PROBLEM STATEMENT:
Pick out the lines below that contain the string "icon" and copy them all.

DATA FOR THIS EXERCISE:
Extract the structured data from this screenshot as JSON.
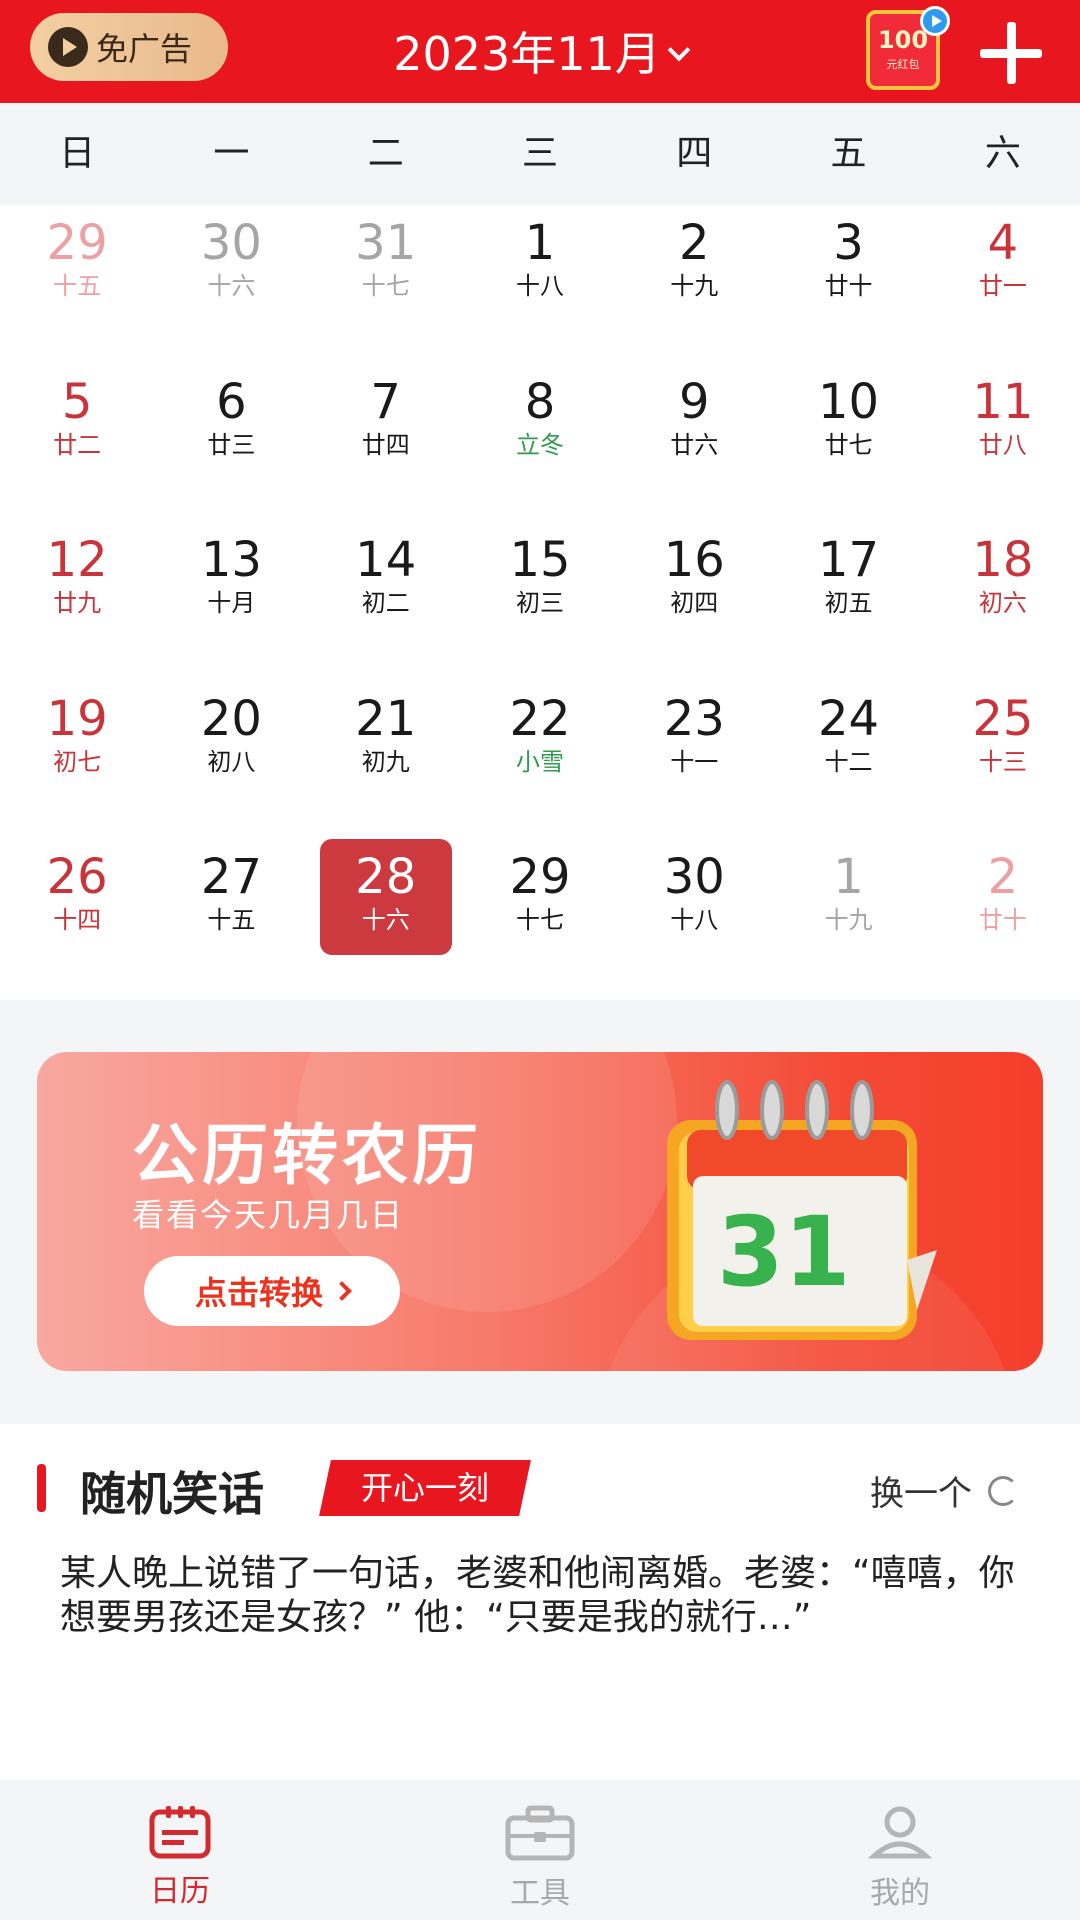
{
  "header": {
    "ad_label": "免广告",
    "month_title": "2023年11月",
    "redpacket_amount": "100",
    "redpacket_sub": "元红包",
    "accent_color": "#e8161e"
  },
  "weekdays": [
    "日",
    "一",
    "二",
    "三",
    "四",
    "五",
    "六"
  ],
  "calendar": {
    "rows": [
      [
        {
          "day": "29",
          "lunar": "十五",
          "style": "palered"
        },
        {
          "day": "30",
          "lunar": "十六",
          "style": "gray"
        },
        {
          "day": "31",
          "lunar": "十七",
          "style": "gray"
        },
        {
          "day": "1",
          "lunar": "十八",
          "style": "black"
        },
        {
          "day": "2",
          "lunar": "十九",
          "style": "black"
        },
        {
          "day": "3",
          "lunar": "廿十",
          "style": "black"
        },
        {
          "day": "4",
          "lunar": "廿一",
          "style": "red"
        }
      ],
      [
        {
          "day": "5",
          "lunar": "廿二",
          "style": "red"
        },
        {
          "day": "6",
          "lunar": "廿三",
          "style": "black"
        },
        {
          "day": "7",
          "lunar": "廿四",
          "style": "black"
        },
        {
          "day": "8",
          "lunar": "立冬",
          "style": "term"
        },
        {
          "day": "9",
          "lunar": "廿六",
          "style": "black"
        },
        {
          "day": "10",
          "lunar": "廿七",
          "style": "black"
        },
        {
          "day": "11",
          "lunar": "廿八",
          "style": "red"
        }
      ],
      [
        {
          "day": "12",
          "lunar": "廿九",
          "style": "red"
        },
        {
          "day": "13",
          "lunar": "十月",
          "style": "black"
        },
        {
          "day": "14",
          "lunar": "初二",
          "style": "black"
        },
        {
          "day": "15",
          "lunar": "初三",
          "style": "black"
        },
        {
          "day": "16",
          "lunar": "初四",
          "style": "black"
        },
        {
          "day": "17",
          "lunar": "初五",
          "style": "black"
        },
        {
          "day": "18",
          "lunar": "初六",
          "style": "red"
        }
      ],
      [
        {
          "day": "19",
          "lunar": "初七",
          "style": "red"
        },
        {
          "day": "20",
          "lunar": "初八",
          "style": "black"
        },
        {
          "day": "21",
          "lunar": "初九",
          "style": "black"
        },
        {
          "day": "22",
          "lunar": "小雪",
          "style": "term"
        },
        {
          "day": "23",
          "lunar": "十一",
          "style": "black"
        },
        {
          "day": "24",
          "lunar": "十二",
          "style": "black"
        },
        {
          "day": "25",
          "lunar": "十三",
          "style": "red"
        }
      ],
      [
        {
          "day": "26",
          "lunar": "十四",
          "style": "red"
        },
        {
          "day": "27",
          "lunar": "十五",
          "style": "black"
        },
        {
          "day": "28",
          "lunar": "十六",
          "style": "selected"
        },
        {
          "day": "29",
          "lunar": "十七",
          "style": "black"
        },
        {
          "day": "30",
          "lunar": "十八",
          "style": "black"
        },
        {
          "day": "1",
          "lunar": "十九",
          "style": "gray"
        },
        {
          "day": "2",
          "lunar": "廿十",
          "style": "palered"
        }
      ]
    ]
  },
  "banner": {
    "title": "公历转农历",
    "subtitle": "看看今天几月几日",
    "button_label": "点击转换",
    "illustration_number": "31"
  },
  "joke": {
    "title": "随机笑话",
    "tag": "开心一刻",
    "refresh_label": "换一个",
    "text": "某人晚上说错了一句话，老婆和他闹离婚。老婆：“嘻嘻，你想要男孩还是女孩？” 他：“只要是我的就行…”"
  },
  "bottom_nav": [
    {
      "label": "日历",
      "icon": "calendar-icon",
      "active": true
    },
    {
      "label": "工具",
      "icon": "toolbox-icon",
      "active": false
    },
    {
      "label": "我的",
      "icon": "profile-icon",
      "active": false
    }
  ]
}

YOUR RESPONSE:
      "icon": "calendar-icon",
      "icon": "toolbox-icon",
      "icon": "profile-icon",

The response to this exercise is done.